    Under Insurance Law, there is a duty of "good faith". If you lie, they can and will, not only refuse to pay a claim, they will cancell any policy, or if they have paid out, sue to recover the payout + damages and they would win!
    But it doesnt stop there. You know the bit about "disclosure" in all policies? When the next insurer finds out (about the above), they will also refuse cover, and the next and the next....etc....
    Did we mention the fraud (previously referred to as "very serious") charges? Or the false report to police charge?
  18. Hi all,

    I had my bike knocked over, whilst parked,
    but the offending party gave insurance details,
    and I got a cheque from their insurer to fix my Blade.

    But in the case of no info,
    you need a witness who will put their name to what they saw,

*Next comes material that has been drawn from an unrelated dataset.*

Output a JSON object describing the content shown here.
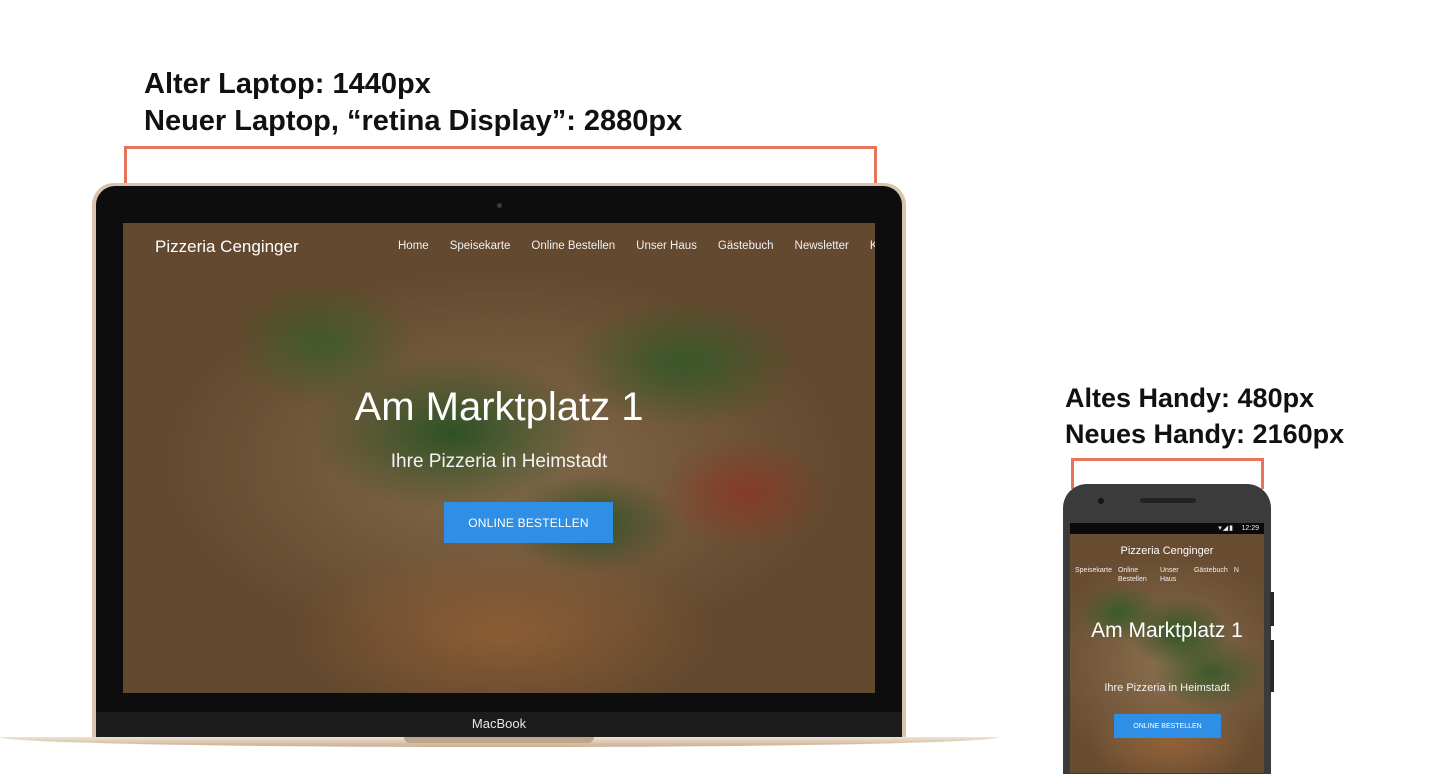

    I was a witness to a similar incident,
    2 cars, not a bike and a car,
    but relevent non the less,
    Was a the local corner store,
    I saw a car back out of a driveway of the shop,
    into the other car parked across the street,
    then drove off,
    got the rego of the offending car on my phone,
    the driver had to have known what they had done,
    as the car stalled and had a hard time restarting before taking off down the street,
    waited for the driver of the car that got hit,
    and gave her the details of the offending car,
    and my number.
    A local police officer rang me a while later,
    and asked my version of events,
    which I gave,
    and stated that I would gladly put my name to a statement to the very same.
    The officer stated that they had already sighted the offending car and the white paint mark on it, from the car that it hit,
    just need me to back the story up to charge the driver with leaving the scene of an accident, and prosecute them.

    So if you have the witness details, and he will back up the statement,
    you should be sweet,
    Hope it goes well.

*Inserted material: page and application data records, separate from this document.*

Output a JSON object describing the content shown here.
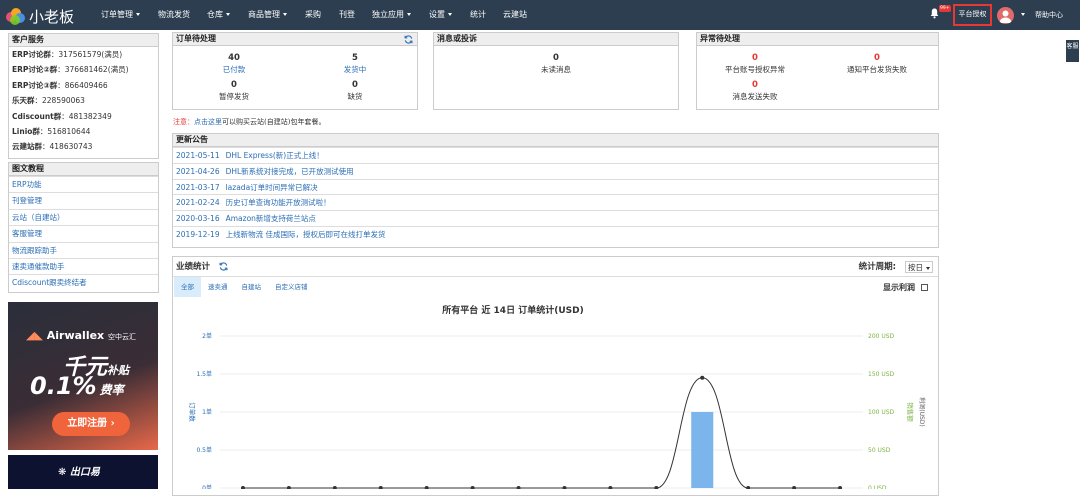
{
  "app": {
    "logo_text": "小老板"
  },
  "nav": {
    "items": [
      {
        "label": "订单管理",
        "caret": true
      },
      {
        "label": "物流发货",
        "caret": false
      },
      {
        "label": "仓库",
        "caret": true
      },
      {
        "label": "商品管理",
        "caret": true
      },
      {
        "label": "采购",
        "caret": false
      },
      {
        "label": "刊登",
        "caret": false
      },
      {
        "label": "独立应用",
        "caret": true
      },
      {
        "label": "设置",
        "caret": true
      },
      {
        "label": "统计",
        "caret": false
      },
      {
        "label": "云建站",
        "caret": false
      }
    ],
    "bell_badge": "99+",
    "platform_auth": "平台授权",
    "help": "帮助中心"
  },
  "side_tab": "客服",
  "customer_service": {
    "title": "客户服务",
    "rows": [
      {
        "name": "ERP讨论群",
        "value": "：317561579(满员)"
      },
      {
        "name": "ERP讨论②群",
        "value": "：376681462(满员)"
      },
      {
        "name": "ERP讨论③群",
        "value": "：866409466"
      },
      {
        "name": "乐天群",
        "value": "：228590063"
      },
      {
        "name": "Cdiscount群",
        "value": "：481382349"
      },
      {
        "name": "Linio群",
        "value": "：516810644"
      },
      {
        "name": "云建站群",
        "value": "：418630743"
      }
    ]
  },
  "tutorials": {
    "title": "图文教程",
    "items": [
      "ERP功能",
      "刊登管理",
      "云站（自建站）",
      "客服管理",
      "物流跟踪助手",
      "速卖通催款助手",
      "Cdiscount跟卖终结者"
    ]
  },
  "ads": {
    "airwallex": {
      "brand": "Airwallex",
      "brand_cn": "空中云汇",
      "line1": "千元",
      "line1b": "补贴",
      "line2": "0.1%",
      "line2b": "费率",
      "cta": "立即注册"
    },
    "chukou": {
      "brand": "出口易"
    }
  },
  "orders_pending": {
    "title": "订单待处理",
    "stats": [
      {
        "value": "40",
        "label": "已付款"
      },
      {
        "value": "5",
        "label": "发货中"
      },
      {
        "value": "0",
        "label": "暂停发货"
      },
      {
        "value": "0",
        "label": "缺货"
      }
    ]
  },
  "disputes": {
    "title": "消息或投诉",
    "stats": [
      {
        "value": "0",
        "label": "未读消息"
      }
    ]
  },
  "exceptions": {
    "title": "异常待处理",
    "stats": [
      {
        "value": "0",
        "label": "平台账号授权异常"
      },
      {
        "value": "0",
        "label": "通知平台发货失败"
      },
      {
        "value": "0",
        "label": "消息发送失败"
      }
    ]
  },
  "notice": {
    "prefix": "注意：",
    "link": "点击这里",
    "suffix": "可以购买云站(自建站)包年套餐。"
  },
  "announcements": {
    "title": "更新公告",
    "items": [
      {
        "date": "2021-05-11",
        "text": "DHL Express(新)正式上线！"
      },
      {
        "date": "2021-04-26",
        "text": "DHL新系统对接完成，已开放测试使用"
      },
      {
        "date": "2021-03-17",
        "text": "lazada订单时间异常已解决"
      },
      {
        "date": "2021-02-24",
        "text": "历史订单查询功能开放测试啦！"
      },
      {
        "date": "2020-03-16",
        "text": "Amazon新增支持荷兰站点"
      },
      {
        "date": "2019-12-19",
        "text": "上线新物流 佳成国际，授权后即可在线打单发货"
      }
    ]
  },
  "performance": {
    "title": "业绩统计",
    "period_label": "统计周期:",
    "period_value": "按日",
    "tabs": [
      "全部",
      "速卖通",
      "自建站",
      "自定义店铺"
    ],
    "show_profit": "显示利润"
  },
  "chart_data": {
    "type": "line",
    "title": "所有平台 近 14日 订单统计(USD)",
    "ylabel": "订单数",
    "y2label": "销售额",
    "y3label": "利润(USD)",
    "y_ticks": [
      "0单",
      "0.5单",
      "1单",
      "1.5单",
      "2单"
    ],
    "y2_ticks": [
      "0 USD",
      "50 USD",
      "100 USD",
      "150 USD",
      "200 USD"
    ],
    "ylim": [
      0,
      2
    ],
    "y2lim": [
      0,
      200
    ],
    "series": [
      {
        "name": "订单数",
        "kind": "bar",
        "values": [
          0,
          0,
          0,
          0,
          0,
          0,
          0,
          0,
          0,
          0,
          1,
          0,
          0,
          0
        ]
      },
      {
        "name": "销售额",
        "kind": "line",
        "values": [
          0,
          0,
          0,
          0,
          0,
          0,
          0,
          0,
          0,
          0,
          145,
          0,
          0,
          0
        ]
      }
    ],
    "colors": {
      "bar": "#7cb5ec",
      "line": "#333333",
      "y_axis": "#2a6db5",
      "y2_axis": "#7cb342"
    }
  }
}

  19. It never ceases to amaze me how little respect some morons have for other peoples property. What ever happened to doing the right thing just because it was the right thing to do?

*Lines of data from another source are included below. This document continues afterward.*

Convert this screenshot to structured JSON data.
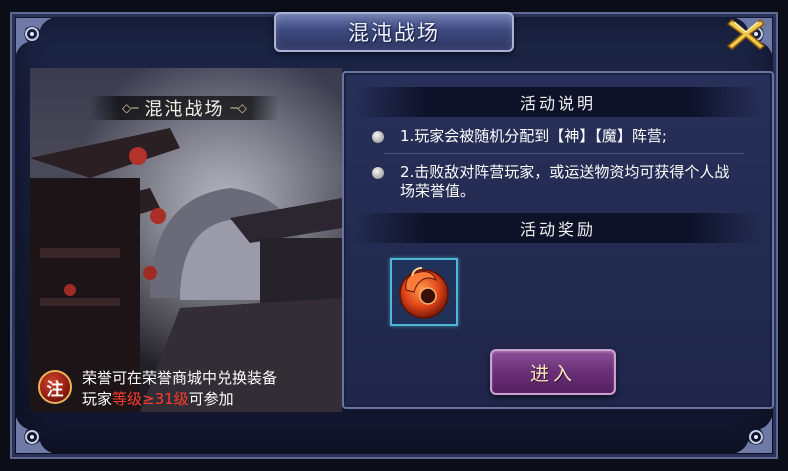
{
  "window": {
    "title": "混沌战场"
  },
  "scene": {
    "banner": "混沌战场"
  },
  "note": {
    "icon_text": "注",
    "line1": "荣誉可在荣誉商城中兑换装备",
    "line2_prefix": "玩家",
    "line2_requirement": "等级≥31级",
    "line2_suffix": "可参加"
  },
  "activity": {
    "description_title": "活动说明",
    "rules": [
      "1.玩家会被随机分配到【神】【魔】阵营;",
      "2.击败敌对阵营玩家，或运送物资均可获得个人战场荣誉值。"
    ],
    "reward_title": "活动奖励",
    "rewards": [
      {
        "icon": "red-jade-pendant-icon"
      }
    ]
  },
  "buttons": {
    "enter_label": "进入",
    "close_icon": "close-x-icon"
  },
  "colors": {
    "requirement": "#ff3b2e",
    "frame_border": "#5d6794",
    "button_purple": "#6a2f78"
  }
}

    I'd definately be makin sure they pay for the damage, hopefully THEIR insurance premium goes up!
  20. "If there was no other way to track the person down..."

    Stupid me for implying a course of action might be conditional. Sorry!!!1!eleventy!!

    Oh but of course, clearly I am being silly because the police always do their job and are incredibly caring about minor damage on private property in he-said-she-said scenarios. Don't they?
    ... because of course that 35% of surveyed people in a QLD group in a 1995 report who were dissatisfied with police response to vandalism or damage to a motor vehicle because they "didn't do enough, were impolite or not interested, didn't recover the property or apprehend the offender, and failed to keep the respondent informed" - they just have unreasonable expectations, right?

    Or the more recent 2004 study which tells us the main reason for dissatisfaction with police action in traffic accidents is that there is "no follow up".

    What happens when the police DON'T investigate the vandalism of your vehicle?

    I say VC is damn lucky he has a witness he can contact, and a rego number, because I believe if he lacked these things, there is very little that could/would be done.

    ... and would I stretch the truth so justice is done?

    Depends on the situation, but in principle: yes.
    If it will make sure the person in the right doesn't get screwed, and the person who is in the wrong pays for their mistake or maliciousness[and guilt is known beyond reasonable doubt!]; then it's a good thing.